Earlier this month USAA petitioned the FAA for permission to begin testing the use of UAV’s (unmanned aerial vehicles- aka- drone aircraft) in processing insurance claims. They are hoping that this technology will speed up the claims process, especially in the case of a natural disaster when access to effected areas can be limited and/or dangerous. The FAA has to respond within 120 days, so we can expect a decision sometime in January 2015. If approved, the company will conduct testing on the USAA campus and privately owned, unpopulated land in San Antonio. In recent weeks State Farm Insurance has also said they are considering the use of drones for claims handling. Obviously the idea of using drones in claims handling is taking off! Get it? Taking off? Drones? Heh, heh, heeeh.
Saving time and making the claims process more efficient not only increases customer satisfaction- it could ultimately save insurers money. In addition, the use of drones could eliminate much of the inherent risk associated with scoping a loss, namely- climbing roofs.
While the use of this technology is exciting and the applications are myriad, it is not intended to be a replacement for real-live adjusters. More likely, drones will become another item in the adjuster “tool-belt”, which will save time, increase efficiency, decrease risk and boost productivity.

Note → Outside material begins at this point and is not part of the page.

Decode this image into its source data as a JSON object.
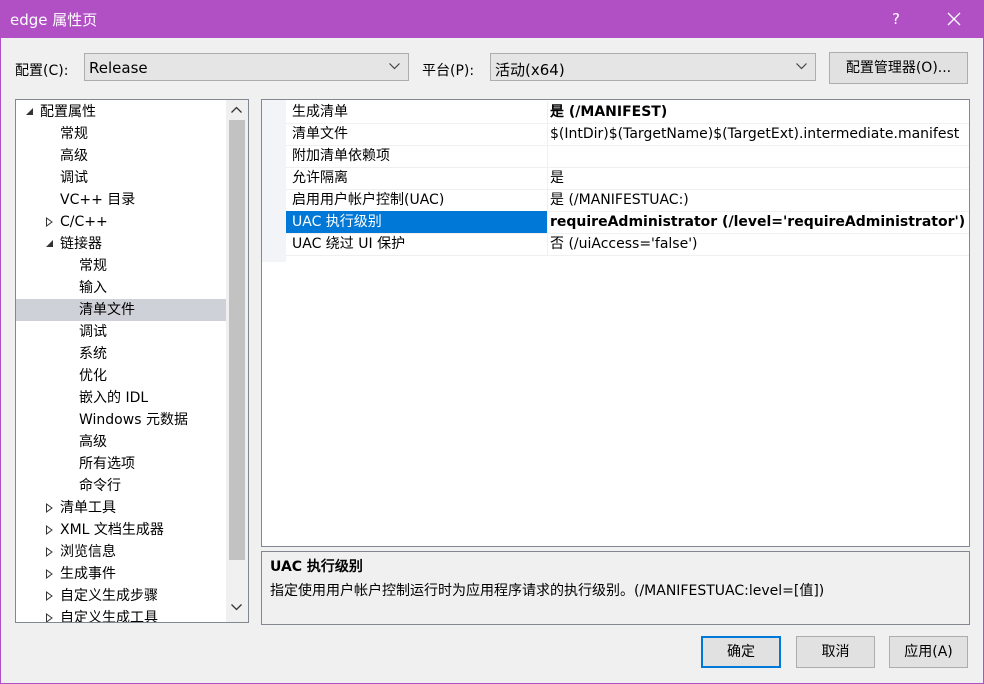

The FAA has been rather strict about the use of drones for commercial applications and until recently only a handful of companies operating in the Arctic have been given permission by the FAA for using drones for business purposes. Last month they granted six movie/television production companies permission to use drones for filming. With continued pressure on the FAA coming from numerous industries and congress to develop guidelines for business use, we will surely see a rise in drone utilization across the commercial sector.